An exact copy of all the data below is needed, without its pictures.

◇ ◇ ◇ ◇

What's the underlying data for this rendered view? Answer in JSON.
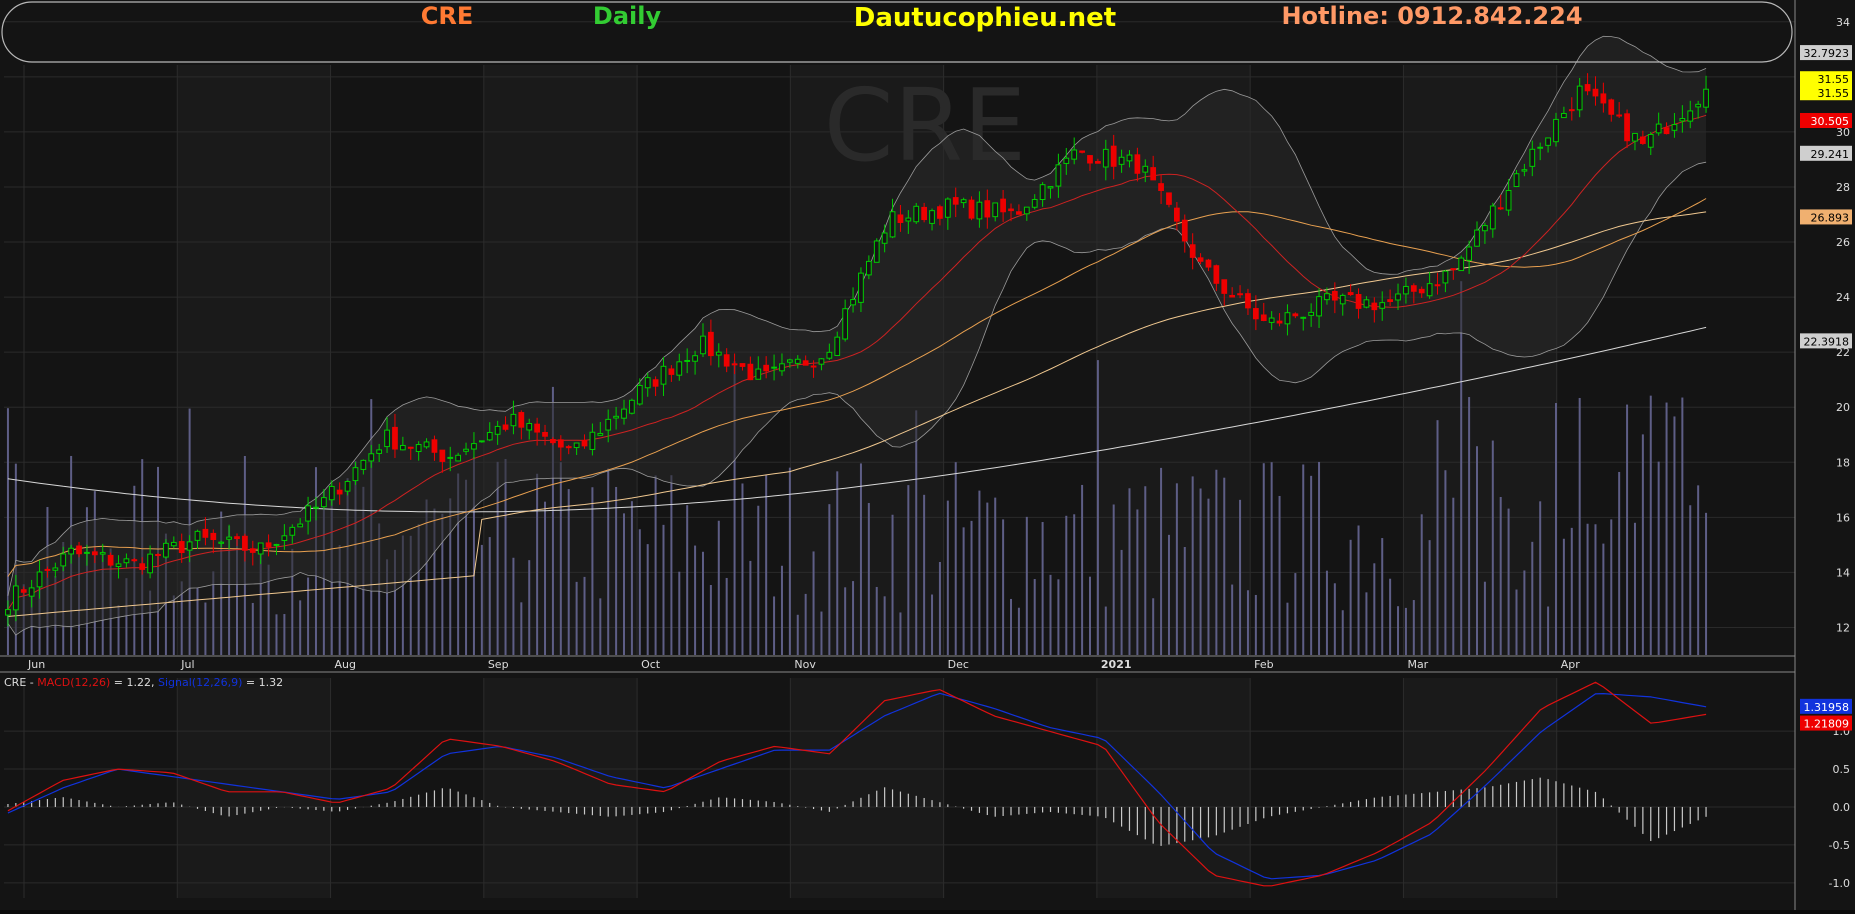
{
  "header": {
    "symbol": "CRE",
    "interval": "Daily",
    "site": "Dautucophieu.net",
    "hotline": "Hotline: 0912.842.224"
  },
  "colors": {
    "up": "#00cc00",
    "down": "#ee0000",
    "volume": "#5e5e86",
    "ma20": "#cc2222",
    "ma50": "#e8a050",
    "ma100": "#f0c890",
    "ma200": "#d8d8d8",
    "bollinger": "#9a9a9a",
    "macd": "#dd1111",
    "signal": "#1133dd",
    "hotline": "#ff9966",
    "site": "#ffff00",
    "interval": "#33cc33",
    "symbol": "#ff7a33"
  },
  "chart_data": [
    {
      "type": "candlestick",
      "title": "CRE",
      "x_month_labels": [
        "Jun",
        "Jul",
        "Aug",
        "Sep",
        "Oct",
        "Nov",
        "Dec",
        "2021",
        "Feb",
        "Mar",
        "Apr"
      ],
      "y_ticks": [
        12,
        14,
        16,
        18,
        20,
        22,
        24,
        26,
        28,
        30,
        32,
        34
      ],
      "ylim": [
        11,
        34.5
      ],
      "key_points": [
        {
          "label": "early Jun",
          "close": 13.0
        },
        {
          "label": "mid Jun",
          "close": 14.7
        },
        {
          "label": "early Jul",
          "close": 14.3
        },
        {
          "label": "mid Jul",
          "close": 15.2
        },
        {
          "label": "early Aug",
          "close": 14.8
        },
        {
          "label": "mid Aug",
          "close": 16.5
        },
        {
          "label": "early Sep",
          "close": 18.9
        },
        {
          "label": "mid Sep",
          "close": 18.2
        },
        {
          "label": "late Sep",
          "close": 19.5
        },
        {
          "label": "early Oct",
          "close": 18.3
        },
        {
          "label": "mid Oct",
          "close": 20.5
        },
        {
          "label": "late Oct",
          "close": 22.3
        },
        {
          "label": "early Nov",
          "close": 21.0
        },
        {
          "label": "mid Nov",
          "close": 22.0
        },
        {
          "label": "late Nov",
          "close": 26.8
        },
        {
          "label": "early Dec",
          "close": 27.3
        },
        {
          "label": "mid Dec",
          "close": 27.0
        },
        {
          "label": "late Dec",
          "close": 29.3
        },
        {
          "label": "early Jan",
          "close": 28.8
        },
        {
          "label": "mid Jan",
          "close": 25.0
        },
        {
          "label": "late Jan",
          "close": 23.0
        },
        {
          "label": "early Feb",
          "close": 23.8
        },
        {
          "label": "mid Feb",
          "close": 23.8
        },
        {
          "label": "early Mar",
          "close": 25.0
        },
        {
          "label": "mid Mar",
          "close": 28.5
        },
        {
          "label": "late Mar",
          "close": 31.5
        },
        {
          "label": "early Apr",
          "close": 29.5
        },
        {
          "label": "mid Apr",
          "close": 31.55
        }
      ],
      "price_labels": [
        "32.7923",
        "31.55",
        "31.55",
        "30.505",
        "29.241",
        "26.893",
        "22.3918"
      ]
    },
    {
      "type": "line",
      "title": "MACD",
      "legend": {
        "prefix": "CRE - ",
        "macd_label": "MACD(12,26)",
        "macd_value": " = 1.22, ",
        "signal_label": "Signal(12,26,9)",
        "signal_value": " = 1.32"
      },
      "y_ticks": [
        "-1.0",
        "-0.5",
        "0.0",
        "0.5",
        "1.0"
      ],
      "ylim": [
        -1.2,
        1.7
      ],
      "macd_key_points": [
        -0.05,
        0.35,
        0.5,
        0.45,
        0.2,
        0.2,
        0.05,
        0.25,
        0.9,
        0.8,
        0.6,
        0.3,
        0.2,
        0.6,
        0.8,
        0.7,
        1.4,
        1.55,
        1.2,
        1.0,
        0.8,
        -0.2,
        -0.9,
        -1.05,
        -0.9,
        -0.6,
        -0.2,
        0.5,
        1.3,
        1.65,
        1.1,
        1.22
      ],
      "signal_key_points": [
        -0.08,
        0.25,
        0.5,
        0.4,
        0.3,
        0.2,
        0.1,
        0.2,
        0.7,
        0.8,
        0.65,
        0.4,
        0.25,
        0.5,
        0.75,
        0.75,
        1.2,
        1.5,
        1.3,
        1.05,
        0.9,
        0.2,
        -0.6,
        -0.95,
        -0.9,
        -0.7,
        -0.35,
        0.3,
        1.0,
        1.5,
        1.45,
        1.32
      ],
      "price_labels": [
        "1.31958",
        "1.21809"
      ]
    }
  ]
}
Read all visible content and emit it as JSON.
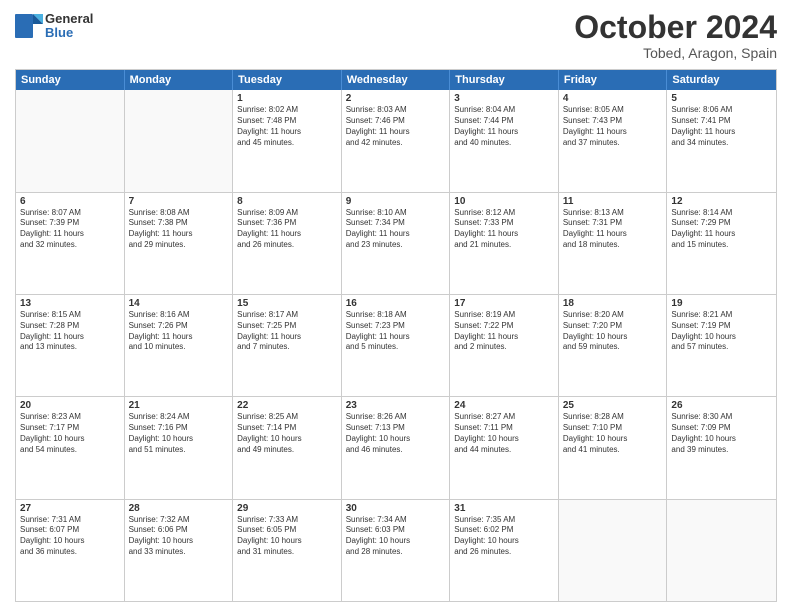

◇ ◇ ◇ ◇

■ **OUTPUT BELOW**:
What's the underlying data for this rendered view? Answer in JSON.
{
  "header": {
    "symbol": "CRE",
    "interval": "Daily",
    "site": "Dautucophieu.net",
    "hotline": "Hotline: 0912.842.224"
  },
  "colors": {
    "up": "#00cc00",
    "down": "#ee0000",
    "volume": "#5e5e86",
    "ma20": "#cc2222",
    "ma50": "#e8a050",
    "ma100": "#f0c890",
    "ma200": "#d8d8d8",
    "bollinger": "#9a9a9a",
    "macd": "#dd1111",
    "signal": "#1133dd",
    "hotline": "#ff9966",
    "site": "#ffff00",
    "interval": "#33cc33",
    "symbol": "#ff7a33"
  },
  "chart_data": [
    {
      "type": "candlestick",
      "title": "CRE",
      "x_month_labels": [
        "Jun",
        "Jul",
        "Aug",
        "Sep",
        "Oct",
        "Nov",
        "Dec",
        "2021",
        "Feb",
        "Mar",
        "Apr"
      ],
      "y_ticks": [
        12,
        14,
        16,
        18,
        20,
        22,
        24,
        26,
        28,
        30,
        32,
        34
      ],
      "ylim": [
        11,
        34.5
      ],
      "key_points": [
        {
          "label": "early Jun",
          "close": 13.0
        },
        {
          "label": "mid Jun",
          "close": 14.7
        },
        {
          "label": "early Jul",
          "close": 14.3
        },
        {
          "label": "mid Jul",
          "close": 15.2
        },
        {
          "label": "early Aug",
          "close": 14.8
        },
        {
          "label": "mid Aug",
          "close": 16.5
        },
        {
          "label": "early Sep",
          "close": 18.9
        },
        {
          "label": "mid Sep",
          "close": 18.2
        },
        {
          "label": "late Sep",
          "close": 19.5
        },
        {
          "label": "early Oct",
          "close": 18.3
        },
        {
          "label": "mid Oct",
          "close": 20.5
        },
        {
          "label": "late Oct",
          "close": 22.3
        },
        {
          "label": "early Nov",
          "close": 21.0
        },
        {
          "label": "mid Nov",
          "close": 22.0
        },
        {
          "label": "late Nov",
          "close": 26.8
        },
        {
          "label": "early Dec",
          "close": 27.3
        },
        {
          "label": "mid Dec",
          "close": 27.0
        },
        {
          "label": "late Dec",
          "close": 29.3
        },
        {
          "label": "early Jan",
          "close": 28.8
        },
        {
          "label": "mid Jan",
          "close": 25.0
        },
        {
          "label": "late Jan",
          "close": 23.0
        },
        {
          "label": "early Feb",
          "close": 23.8
        },
        {
          "label": "mid Feb",
          "close": 23.8
        },
        {
          "label": "early Mar",
          "close": 25.0
        },
        {
          "label": "mid Mar",
          "close": 28.5
        },
        {
          "label": "late Mar",
          "close": 31.5
        },
        {
          "label": "early Apr",
          "close": 29.5
        },
        {
          "label": "mid Apr",
          "close": 31.55
        }
      ],
      "price_labels": [
        "32.7923",
        "31.55",
        "31.55",
        "30.505",
        "29.241",
        "26.893",
        "22.3918"
      ]
    },
    {
      "type": "line",
      "title": "MACD",
      "legend": {
        "prefix": "CRE - ",
        "macd_label": "MACD(12,26)",
        "macd_value": " = 1.22, ",
        "signal_label": "Signal(12,26,9)",
        "signal_value": " = 1.32"
      },
      "y_ticks": [
        "-1.0",
        "-0.5",
        "0.0",
        "0.5",
        "1.0"
      ],
      "ylim": [
        -1.2,
        1.7
      ],
      "macd_key_points": [
        -0.05,
        0.35,
        0.5,
        0.45,
        0.2,
        0.2,
        0.05,
        0.25,
        0.9,
        0.8,
        0.6,
        0.3,
        0.2,
        0.6,
        0.8,
        0.7,
        1.4,
        1.55,
        1.2,
        1.0,
        0.8,
        -0.2,
        -0.9,
        -1.05,
        -0.9,
        -0.6,
        -0.2,
        0.5,
        1.3,
        1.65,
        1.1,
        1.22
      ],
      "signal_key_points": [
        -0.08,
        0.25,
        0.5,
        0.4,
        0.3,
        0.2,
        0.1,
        0.2,
        0.7,
        0.8,
        0.65,
        0.4,
        0.25,
        0.5,
        0.75,
        0.75,
        1.2,
        1.5,
        1.3,
        1.05,
        0.9,
        0.2,
        -0.6,
        -0.95,
        -0.9,
        -0.7,
        -0.35,
        0.3,
        1.0,
        1.5,
        1.45,
        1.32
      ],
      "price_labels": [
        "1.31958",
        "1.21809"
      ]
    }
  ]
}
Read all visible content and emit it as JSON.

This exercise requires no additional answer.